Scientists at the Scripps Institute of Oceanography have studied the movement of atmospheric rivers and concluded that global warming has led to a significant increase in moisture carried by these weather systems, Phys.org reports.
Atmospheric rivers are large swaths of moisture that stretch in the sky from the tropics to higher latitudes. They are capable of carrying 15 times more water than the Mississippi River. When moisture reaches the coast, it hits the land with abnormal rainfall, causing flooding.
Atmospheric rivers are predicted to increase and store more water as the planet warms.
In arid areas, these weather systems can replenish water supplies and extinguish forest fires. In humid latitudes, they cause floods, mudflows and landslides, causing damage and loss of human life.
In February 2019, an atmospheric river brought a stream of water vapor 2.5 thousand km long and 560 km wide to the coast of Northern California, where 53 cm of rain fell in a day, causing a flood. The damage in Sonoma County alone totaled $ 100 million.
Atmospheric rivers cause $ 1.1 billion in damage annually in the western United States.
Experts have modeled how atmospheric currents will change in the near future. The planet heats up more and more, more water evaporates from the oceans and lakes, which is retained in the atmosphere, and the increased air humidity strengthens storm systems.

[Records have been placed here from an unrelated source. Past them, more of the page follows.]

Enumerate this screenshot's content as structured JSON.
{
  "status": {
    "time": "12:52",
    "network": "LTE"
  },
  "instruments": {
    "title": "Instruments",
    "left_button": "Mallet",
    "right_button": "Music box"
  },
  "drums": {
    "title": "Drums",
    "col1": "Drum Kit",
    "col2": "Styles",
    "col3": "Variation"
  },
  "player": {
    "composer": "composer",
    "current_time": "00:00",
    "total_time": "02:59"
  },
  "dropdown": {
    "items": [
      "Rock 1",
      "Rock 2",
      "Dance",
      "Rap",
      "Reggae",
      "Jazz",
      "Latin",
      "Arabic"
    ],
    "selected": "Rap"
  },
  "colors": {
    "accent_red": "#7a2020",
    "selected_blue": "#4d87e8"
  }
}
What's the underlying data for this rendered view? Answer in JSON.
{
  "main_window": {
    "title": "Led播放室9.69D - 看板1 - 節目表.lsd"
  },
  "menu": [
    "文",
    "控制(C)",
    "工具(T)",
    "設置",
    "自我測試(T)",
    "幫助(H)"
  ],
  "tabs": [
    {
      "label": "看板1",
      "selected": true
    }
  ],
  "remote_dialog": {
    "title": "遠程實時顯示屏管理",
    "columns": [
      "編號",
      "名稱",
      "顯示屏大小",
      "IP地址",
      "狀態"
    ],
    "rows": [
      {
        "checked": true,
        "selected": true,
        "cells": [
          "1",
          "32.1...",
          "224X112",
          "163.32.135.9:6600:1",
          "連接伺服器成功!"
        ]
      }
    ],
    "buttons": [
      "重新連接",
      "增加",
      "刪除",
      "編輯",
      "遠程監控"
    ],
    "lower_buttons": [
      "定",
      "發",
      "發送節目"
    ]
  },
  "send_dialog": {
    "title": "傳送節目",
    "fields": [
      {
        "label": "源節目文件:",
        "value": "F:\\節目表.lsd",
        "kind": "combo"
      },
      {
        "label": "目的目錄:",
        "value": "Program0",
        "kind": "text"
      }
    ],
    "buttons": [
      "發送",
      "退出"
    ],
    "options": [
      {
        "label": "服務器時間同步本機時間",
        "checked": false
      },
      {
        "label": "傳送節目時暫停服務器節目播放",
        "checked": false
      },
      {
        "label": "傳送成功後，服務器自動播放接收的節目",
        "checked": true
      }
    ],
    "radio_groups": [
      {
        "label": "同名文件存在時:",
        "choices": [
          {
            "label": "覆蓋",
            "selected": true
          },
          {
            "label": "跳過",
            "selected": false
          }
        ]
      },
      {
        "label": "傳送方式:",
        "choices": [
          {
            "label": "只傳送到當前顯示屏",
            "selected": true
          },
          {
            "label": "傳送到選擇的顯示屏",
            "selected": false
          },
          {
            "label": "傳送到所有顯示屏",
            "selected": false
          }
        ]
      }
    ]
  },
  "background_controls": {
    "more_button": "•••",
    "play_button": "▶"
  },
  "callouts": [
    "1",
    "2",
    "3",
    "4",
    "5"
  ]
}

Climate stabilization remains the only way to contain the rise of atmospheric rivers and storms.